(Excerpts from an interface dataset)
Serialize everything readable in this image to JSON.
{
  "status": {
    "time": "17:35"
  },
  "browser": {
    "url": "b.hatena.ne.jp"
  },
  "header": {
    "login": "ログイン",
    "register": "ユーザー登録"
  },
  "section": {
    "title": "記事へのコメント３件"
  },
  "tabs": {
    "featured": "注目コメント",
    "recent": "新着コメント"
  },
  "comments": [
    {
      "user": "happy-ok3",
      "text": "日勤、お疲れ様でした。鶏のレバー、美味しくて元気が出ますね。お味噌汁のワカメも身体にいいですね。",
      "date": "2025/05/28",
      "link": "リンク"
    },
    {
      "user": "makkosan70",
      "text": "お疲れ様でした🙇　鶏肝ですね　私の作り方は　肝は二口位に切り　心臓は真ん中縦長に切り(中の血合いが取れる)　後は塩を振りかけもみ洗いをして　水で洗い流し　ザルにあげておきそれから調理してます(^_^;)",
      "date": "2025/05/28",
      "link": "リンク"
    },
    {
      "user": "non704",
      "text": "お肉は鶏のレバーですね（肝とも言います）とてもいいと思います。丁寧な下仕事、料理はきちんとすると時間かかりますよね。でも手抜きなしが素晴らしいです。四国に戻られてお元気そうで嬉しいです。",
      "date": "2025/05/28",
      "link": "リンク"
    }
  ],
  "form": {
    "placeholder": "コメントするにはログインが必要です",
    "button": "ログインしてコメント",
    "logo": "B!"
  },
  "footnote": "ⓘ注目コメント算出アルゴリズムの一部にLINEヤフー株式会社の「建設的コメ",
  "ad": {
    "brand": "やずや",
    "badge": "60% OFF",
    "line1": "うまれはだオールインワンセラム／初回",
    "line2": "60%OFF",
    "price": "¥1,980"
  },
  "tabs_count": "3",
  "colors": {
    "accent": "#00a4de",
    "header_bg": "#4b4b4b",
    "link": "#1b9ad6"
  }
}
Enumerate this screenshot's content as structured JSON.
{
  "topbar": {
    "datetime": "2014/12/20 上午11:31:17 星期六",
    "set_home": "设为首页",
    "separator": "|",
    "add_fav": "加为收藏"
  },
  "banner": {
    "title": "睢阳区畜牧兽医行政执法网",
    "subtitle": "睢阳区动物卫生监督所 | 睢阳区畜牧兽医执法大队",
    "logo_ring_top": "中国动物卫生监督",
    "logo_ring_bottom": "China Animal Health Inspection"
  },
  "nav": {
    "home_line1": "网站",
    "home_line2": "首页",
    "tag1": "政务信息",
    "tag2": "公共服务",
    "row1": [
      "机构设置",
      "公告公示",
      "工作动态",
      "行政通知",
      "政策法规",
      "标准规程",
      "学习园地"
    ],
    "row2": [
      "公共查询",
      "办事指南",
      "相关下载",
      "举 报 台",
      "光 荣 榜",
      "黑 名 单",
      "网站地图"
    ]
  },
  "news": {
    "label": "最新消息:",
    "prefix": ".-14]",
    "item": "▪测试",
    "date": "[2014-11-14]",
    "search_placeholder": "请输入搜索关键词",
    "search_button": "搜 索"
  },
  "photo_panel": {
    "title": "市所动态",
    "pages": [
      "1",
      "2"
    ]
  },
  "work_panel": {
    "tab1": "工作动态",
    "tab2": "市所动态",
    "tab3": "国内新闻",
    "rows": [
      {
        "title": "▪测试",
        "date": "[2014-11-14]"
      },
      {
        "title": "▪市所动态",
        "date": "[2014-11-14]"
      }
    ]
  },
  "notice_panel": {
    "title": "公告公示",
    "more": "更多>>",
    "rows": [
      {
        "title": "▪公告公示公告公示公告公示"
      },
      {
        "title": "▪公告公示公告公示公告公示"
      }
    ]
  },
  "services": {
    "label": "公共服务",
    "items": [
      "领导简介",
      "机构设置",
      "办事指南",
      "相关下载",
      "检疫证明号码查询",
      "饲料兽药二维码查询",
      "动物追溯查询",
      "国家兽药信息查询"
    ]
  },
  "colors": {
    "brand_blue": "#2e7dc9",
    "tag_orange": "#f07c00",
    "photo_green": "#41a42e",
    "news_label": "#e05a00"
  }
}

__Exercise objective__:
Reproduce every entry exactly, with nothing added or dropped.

__Exercise result__:
Serialize everything readable in this image to JSON.
{
  "status": {
    "time": "17:35"
  },
  "browser": {
    "url": "b.hatena.ne.jp"
  },
  "header": {
    "login": "ログイン",
    "register": "ユーザー登録"
  },
  "section": {
    "title": "記事へのコメント３件"
  },
  "tabs": {
    "featured": "注目コメント",
    "recent": "新着コメント"
  },
  "comments": [
    {
      "user": "happy-ok3",
      "text": "日勤、お疲れ様でした。鶏のレバー、美味しくて元気が出ますね。お味噌汁のワカメも身体にいいですね。",
      "date": "2025/05/28",
      "link": "リンク"
    },
    {
      "user": "makkosan70",
      "text": "お疲れ様でした🙇　鶏肝ですね　私の作り方は　肝は二口位に切り　心臓は真ん中縦長に切り(中の血合いが取れる)　後は塩を振りかけもみ洗いをして　水で洗い流し　ザルにあげておきそれから調理してます(^_^;)",
      "date": "2025/05/28",
      "link": "リンク"
    },
    {
      "user": "non704",
      "text": "お肉は鶏のレバーですね（肝とも言います）とてもいいと思います。丁寧な下仕事、料理はきちんとすると時間かかりますよね。でも手抜きなしが素晴らしいです。四国に戻られてお元気そうで嬉しいです。",
      "date": "2025/05/28",
      "link": "リンク"
    }
  ],
  "form": {
    "placeholder": "コメントするにはログインが必要です",
    "button": "ログインしてコメント",
    "logo": "B!"
  },
  "footnote": "ⓘ注目コメント算出アルゴリズムの一部にLINEヤフー株式会社の「建設的コメ",
  "ad": {
    "brand": "やずや",
    "badge": "60% OFF",
    "line1": "うまれはだオールインワンセラム／初回",
    "line2": "60%OFF",
    "price": "¥1,980"
  },
  "tabs_count": "3",
  "colors": {
    "accent": "#00a4de",
    "header_bg": "#4b4b4b",
    "link": "#1b9ad6"
  }
}
Enumerate this screenshot's content as structured JSON.
{
  "topbar": {
    "datetime": "2014/12/20 上午11:31:17 星期六",
    "set_home": "设为首页",
    "separator": "|",
    "add_fav": "加为收藏"
  },
  "banner": {
    "title": "睢阳区畜牧兽医行政执法网",
    "subtitle": "睢阳区动物卫生监督所 | 睢阳区畜牧兽医执法大队",
    "logo_ring_top": "中国动物卫生监督",
    "logo_ring_bottom": "China Animal Health Inspection"
  },
  "nav": {
    "home_line1": "网站",
    "home_line2": "首页",
    "tag1": "政务信息",
    "tag2": "公共服务",
    "row1": [
      "机构设置",
      "公告公示",
      "工作动态",
      "行政通知",
      "政策法规",
      "标准规程",
      "学习园地"
    ],
    "row2": [
      "公共查询",
      "办事指南",
      "相关下载",
      "举 报 台",
      "光 荣 榜",
      "黑 名 单",
      "网站地图"
    ]
  },
  "news": {
    "label": "最新消息:",
    "prefix": ".-14]",
    "item": "▪测试",
    "date": "[2014-11-14]",
    "search_placeholder": "请输入搜索关键词",
    "search_button": "搜 索"
  },
  "photo_panel": {
    "title": "市所动态",
    "pages": [
      "1",
      "2"
    ]
  },
  "work_panel": {
    "tab1": "工作动态",
    "tab2": "市所动态",
    "tab3": "国内新闻",
    "rows": [
      {
        "title": "▪测试",
        "date": "[2014-11-14]"
      },
      {
        "title": "▪市所动态",
        "date": "[2014-11-14]"
      }
    ]
  },
  "notice_panel": {
    "title": "公告公示",
    "more": "更多>>",
    "rows": [
      {
        "title": "▪公告公示公告公示公告公示"
      },
      {
        "title": "▪公告公示公告公示公告公示"
      }
    ]
  },
  "services": {
    "label": "公共服务",
    "items": [
      "领导简介",
      "机构设置",
      "办事指南",
      "相关下载",
      "检疫证明号码查询",
      "饲料兽药二维码查询",
      "动物追溯查询",
      "国家兽药信息查询"
    ]
  },
  "colors": {
    "brand_blue": "#2e7dc9",
    "tag_orange": "#f07c00",
    "photo_green": "#41a42e",
    "news_label": "#e05a00"
  }
}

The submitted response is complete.